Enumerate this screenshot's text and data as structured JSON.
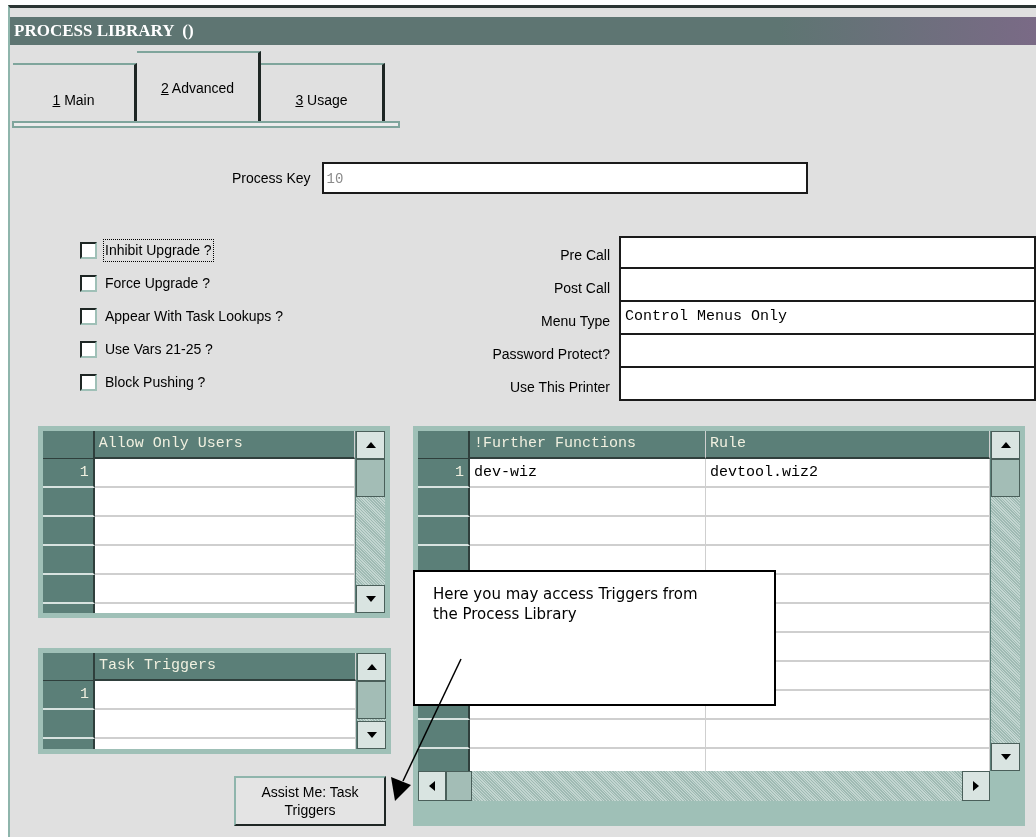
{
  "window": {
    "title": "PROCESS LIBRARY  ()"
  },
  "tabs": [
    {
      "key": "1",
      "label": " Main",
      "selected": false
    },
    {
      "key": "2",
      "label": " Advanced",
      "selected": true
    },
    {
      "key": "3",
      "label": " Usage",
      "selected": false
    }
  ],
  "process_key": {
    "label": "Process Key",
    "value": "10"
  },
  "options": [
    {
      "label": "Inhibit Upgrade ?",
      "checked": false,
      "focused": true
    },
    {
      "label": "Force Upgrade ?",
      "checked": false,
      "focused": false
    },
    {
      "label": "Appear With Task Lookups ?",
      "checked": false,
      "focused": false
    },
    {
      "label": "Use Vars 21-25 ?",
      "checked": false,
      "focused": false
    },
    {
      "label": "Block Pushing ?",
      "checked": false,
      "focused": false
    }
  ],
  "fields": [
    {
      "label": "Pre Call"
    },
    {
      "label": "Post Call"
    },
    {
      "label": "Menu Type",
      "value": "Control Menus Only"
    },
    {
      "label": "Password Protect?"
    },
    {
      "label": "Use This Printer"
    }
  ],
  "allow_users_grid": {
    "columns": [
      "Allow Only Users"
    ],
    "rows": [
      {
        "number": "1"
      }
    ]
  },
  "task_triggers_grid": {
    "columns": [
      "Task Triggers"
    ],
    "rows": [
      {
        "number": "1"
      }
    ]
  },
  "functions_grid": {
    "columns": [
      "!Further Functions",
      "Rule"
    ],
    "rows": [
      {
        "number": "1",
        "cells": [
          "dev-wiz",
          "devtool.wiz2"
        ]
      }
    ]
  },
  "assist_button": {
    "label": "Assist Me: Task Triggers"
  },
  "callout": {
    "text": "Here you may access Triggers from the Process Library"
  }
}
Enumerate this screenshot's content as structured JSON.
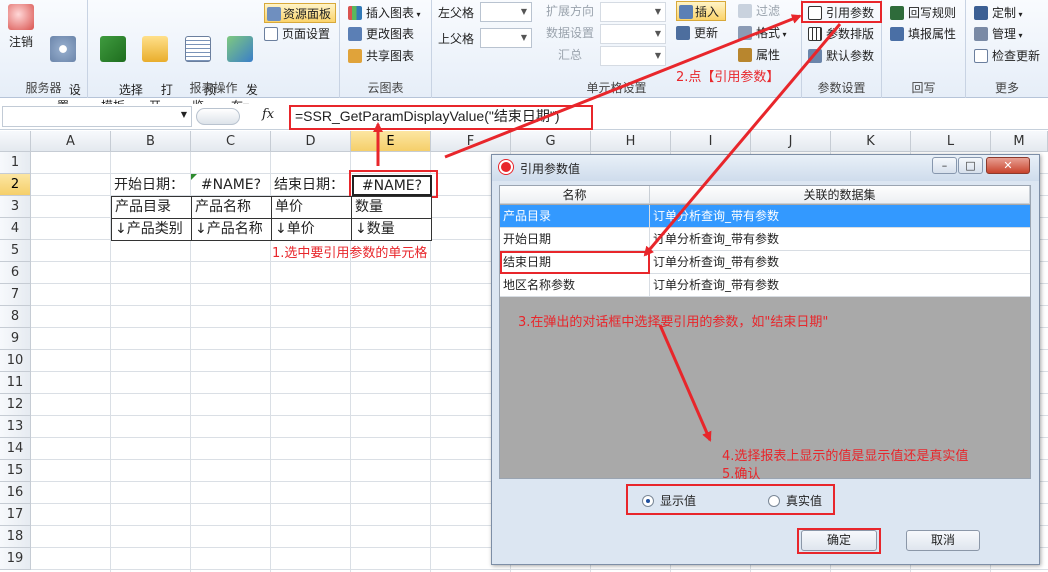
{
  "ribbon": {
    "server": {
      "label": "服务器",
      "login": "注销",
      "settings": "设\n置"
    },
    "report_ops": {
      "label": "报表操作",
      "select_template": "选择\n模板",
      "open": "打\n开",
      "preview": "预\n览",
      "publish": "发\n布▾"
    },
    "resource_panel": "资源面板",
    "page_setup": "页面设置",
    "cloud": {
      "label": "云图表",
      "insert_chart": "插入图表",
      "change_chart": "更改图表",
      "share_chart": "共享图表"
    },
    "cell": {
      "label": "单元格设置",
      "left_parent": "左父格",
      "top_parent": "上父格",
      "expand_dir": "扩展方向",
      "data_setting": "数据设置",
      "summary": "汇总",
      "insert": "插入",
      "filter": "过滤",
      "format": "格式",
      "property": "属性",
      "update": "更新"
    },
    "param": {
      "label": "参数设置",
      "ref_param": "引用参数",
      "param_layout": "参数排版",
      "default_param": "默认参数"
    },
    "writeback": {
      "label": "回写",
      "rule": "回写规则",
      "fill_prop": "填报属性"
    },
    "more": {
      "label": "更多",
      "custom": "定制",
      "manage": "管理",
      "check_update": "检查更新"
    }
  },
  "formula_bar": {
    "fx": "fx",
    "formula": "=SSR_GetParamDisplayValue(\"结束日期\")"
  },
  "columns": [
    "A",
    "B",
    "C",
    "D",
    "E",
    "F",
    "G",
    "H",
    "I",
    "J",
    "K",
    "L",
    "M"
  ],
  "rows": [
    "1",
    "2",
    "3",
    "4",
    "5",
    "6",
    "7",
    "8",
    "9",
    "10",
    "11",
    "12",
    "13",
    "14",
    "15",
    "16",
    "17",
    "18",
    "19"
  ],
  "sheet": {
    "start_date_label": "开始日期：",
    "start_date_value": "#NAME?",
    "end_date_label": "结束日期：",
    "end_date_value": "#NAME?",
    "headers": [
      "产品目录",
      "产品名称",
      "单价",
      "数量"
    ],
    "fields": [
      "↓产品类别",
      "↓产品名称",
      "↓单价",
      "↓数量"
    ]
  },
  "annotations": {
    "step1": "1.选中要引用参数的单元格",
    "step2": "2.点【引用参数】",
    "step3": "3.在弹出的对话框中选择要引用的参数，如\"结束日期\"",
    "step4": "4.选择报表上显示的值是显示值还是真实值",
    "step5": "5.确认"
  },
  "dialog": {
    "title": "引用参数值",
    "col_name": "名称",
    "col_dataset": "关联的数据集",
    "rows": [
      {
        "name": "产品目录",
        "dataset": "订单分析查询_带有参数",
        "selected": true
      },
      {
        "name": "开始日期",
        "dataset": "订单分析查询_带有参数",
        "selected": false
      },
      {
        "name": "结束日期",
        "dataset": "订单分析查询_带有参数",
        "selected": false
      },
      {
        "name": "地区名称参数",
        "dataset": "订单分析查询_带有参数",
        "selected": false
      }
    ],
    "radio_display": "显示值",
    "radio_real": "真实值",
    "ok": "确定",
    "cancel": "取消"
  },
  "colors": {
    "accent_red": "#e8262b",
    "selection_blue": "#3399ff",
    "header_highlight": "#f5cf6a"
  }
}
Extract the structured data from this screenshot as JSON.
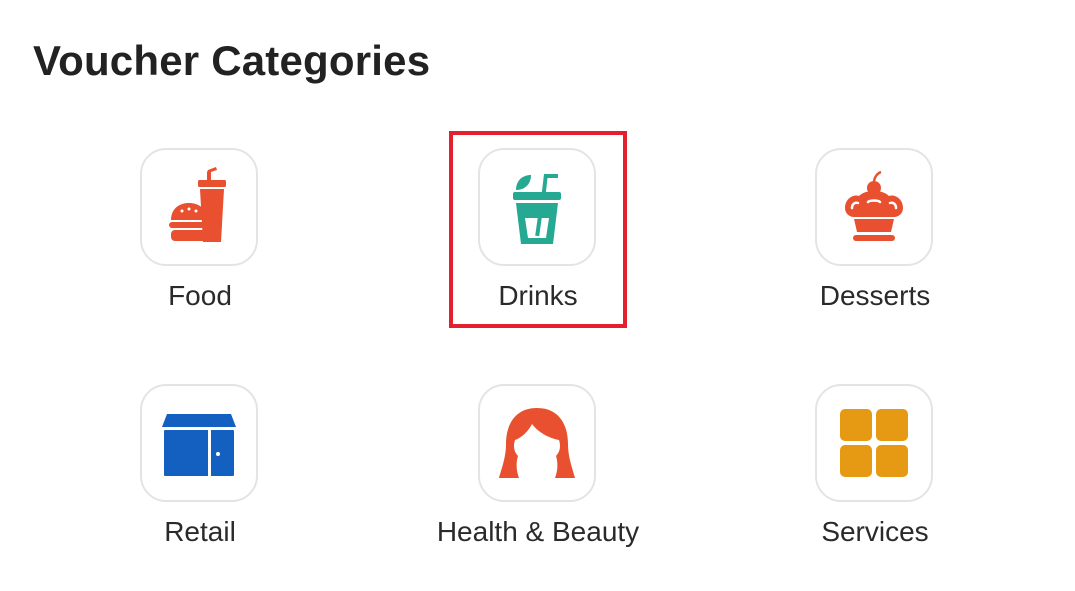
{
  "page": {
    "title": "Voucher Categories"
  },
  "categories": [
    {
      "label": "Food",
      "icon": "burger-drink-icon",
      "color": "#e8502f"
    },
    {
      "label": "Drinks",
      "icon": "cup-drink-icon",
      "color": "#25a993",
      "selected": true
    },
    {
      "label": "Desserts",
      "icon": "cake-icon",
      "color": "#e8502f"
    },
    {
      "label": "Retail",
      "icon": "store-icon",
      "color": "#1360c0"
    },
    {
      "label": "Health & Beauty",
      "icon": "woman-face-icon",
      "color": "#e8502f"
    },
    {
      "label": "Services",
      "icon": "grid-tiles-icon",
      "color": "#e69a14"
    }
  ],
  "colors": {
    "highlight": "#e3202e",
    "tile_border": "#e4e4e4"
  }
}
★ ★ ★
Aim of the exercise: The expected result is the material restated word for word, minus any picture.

Response for this exercise:
Enumerate this screenshot's text and data as structured JSON.
{
  "window": {
    "title": "PROCESS LIBRARY  ()"
  },
  "tabs": [
    {
      "key": "1",
      "label": " Main",
      "selected": false
    },
    {
      "key": "2",
      "label": " Advanced",
      "selected": true
    },
    {
      "key": "3",
      "label": " Usage",
      "selected": false
    }
  ],
  "process_key": {
    "label": "Process Key",
    "value": "10"
  },
  "options": [
    {
      "label": "Inhibit Upgrade ?",
      "checked": false,
      "focused": true
    },
    {
      "label": "Force Upgrade ?",
      "checked": false,
      "focused": false
    },
    {
      "label": "Appear With Task Lookups ?",
      "checked": false,
      "focused": false
    },
    {
      "label": "Use Vars 21-25 ?",
      "checked": false,
      "focused": false
    },
    {
      "label": "Block Pushing ?",
      "checked": false,
      "focused": false
    }
  ],
  "fields": [
    {
      "label": "Pre Call"
    },
    {
      "label": "Post Call"
    },
    {
      "label": "Menu Type",
      "value": "Control Menus Only"
    },
    {
      "label": "Password Protect?"
    },
    {
      "label": "Use This Printer"
    }
  ],
  "allow_users_grid": {
    "columns": [
      "Allow Only Users"
    ],
    "rows": [
      {
        "number": "1"
      }
    ]
  },
  "task_triggers_grid": {
    "columns": [
      "Task Triggers"
    ],
    "rows": [
      {
        "number": "1"
      }
    ]
  },
  "functions_grid": {
    "columns": [
      "!Further Functions",
      "Rule"
    ],
    "rows": [
      {
        "number": "1",
        "cells": [
          "dev-wiz",
          "devtool.wiz2"
        ]
      }
    ]
  },
  "assist_button": {
    "label": "Assist Me: Task Triggers"
  },
  "callout": {
    "text": "Here you may access Triggers from the Process Library"
  }
}
Enumerate this screenshot's content as structured JSON.
{
  "ribbon": {
    "server": {
      "label": "服务器",
      "login": "注销",
      "settings": "设\n置"
    },
    "report_ops": {
      "label": "报表操作",
      "select_template": "选择\n模板",
      "open": "打\n开",
      "preview": "预\n览",
      "publish": "发\n布▾"
    },
    "resource_panel": "资源面板",
    "page_setup": "页面设置",
    "cloud": {
      "label": "云图表",
      "insert_chart": "插入图表",
      "change_chart": "更改图表",
      "share_chart": "共享图表"
    },
    "cell": {
      "label": "单元格设置",
      "left_parent": "左父格",
      "top_parent": "上父格",
      "expand_dir": "扩展方向",
      "data_setting": "数据设置",
      "summary": "汇总",
      "insert": "插入",
      "filter": "过滤",
      "format": "格式",
      "property": "属性",
      "update": "更新"
    },
    "param": {
      "label": "参数设置",
      "ref_param": "引用参数",
      "param_layout": "参数排版",
      "default_param": "默认参数"
    },
    "writeback": {
      "label": "回写",
      "rule": "回写规则",
      "fill_prop": "填报属性"
    },
    "more": {
      "label": "更多",
      "custom": "定制",
      "manage": "管理",
      "check_update": "检查更新"
    }
  },
  "formula_bar": {
    "fx": "fx",
    "formula": "=SSR_GetParamDisplayValue(\"结束日期\")"
  },
  "columns": [
    "A",
    "B",
    "C",
    "D",
    "E",
    "F",
    "G",
    "H",
    "I",
    "J",
    "K",
    "L",
    "M"
  ],
  "rows": [
    "1",
    "2",
    "3",
    "4",
    "5",
    "6",
    "7",
    "8",
    "9",
    "10",
    "11",
    "12",
    "13",
    "14",
    "15",
    "16",
    "17",
    "18",
    "19"
  ],
  "sheet": {
    "start_date_label": "开始日期：",
    "start_date_value": "#NAME?",
    "end_date_label": "结束日期：",
    "end_date_value": "#NAME?",
    "headers": [
      "产品目录",
      "产品名称",
      "单价",
      "数量"
    ],
    "fields": [
      "↓产品类别",
      "↓产品名称",
      "↓单价",
      "↓数量"
    ]
  },
  "annotations": {
    "step1": "1.选中要引用参数的单元格",
    "step2": "2.点【引用参数】",
    "step3": "3.在弹出的对话框中选择要引用的参数，如\"结束日期\"",
    "step4": "4.选择报表上显示的值是显示值还是真实值",
    "step5": "5.确认"
  },
  "dialog": {
    "title": "引用参数值",
    "col_name": "名称",
    "col_dataset": "关联的数据集",
    "rows": [
      {
        "name": "产品目录",
        "dataset": "订单分析查询_带有参数",
        "selected": true
      },
      {
        "name": "开始日期",
        "dataset": "订单分析查询_带有参数",
        "selected": false
      },
      {
        "name": "结束日期",
        "dataset": "订单分析查询_带有参数",
        "selected": false
      },
      {
        "name": "地区名称参数",
        "dataset": "订单分析查询_带有参数",
        "selected": false
      }
    ],
    "radio_display": "显示值",
    "radio_real": "真实值",
    "ok": "确定",
    "cancel": "取消"
  },
  "colors": {
    "accent_red": "#e8262b",
    "selection_blue": "#3399ff",
    "header_highlight": "#f5cf6a"
  }
}
Extract the structured data from this screenshot as JSON.
{
  "page": {
    "title": "Voucher Categories"
  },
  "categories": [
    {
      "label": "Food",
      "icon": "burger-drink-icon",
      "color": "#e8502f"
    },
    {
      "label": "Drinks",
      "icon": "cup-drink-icon",
      "color": "#25a993",
      "selected": true
    },
    {
      "label": "Desserts",
      "icon": "cake-icon",
      "color": "#e8502f"
    },
    {
      "label": "Retail",
      "icon": "store-icon",
      "color": "#1360c0"
    },
    {
      "label": "Health & Beauty",
      "icon": "woman-face-icon",
      "color": "#e8502f"
    },
    {
      "label": "Services",
      "icon": "grid-tiles-icon",
      "color": "#e69a14"
    }
  ],
  "colors": {
    "highlight": "#e3202e",
    "tile_border": "#e4e4e4"
  }
}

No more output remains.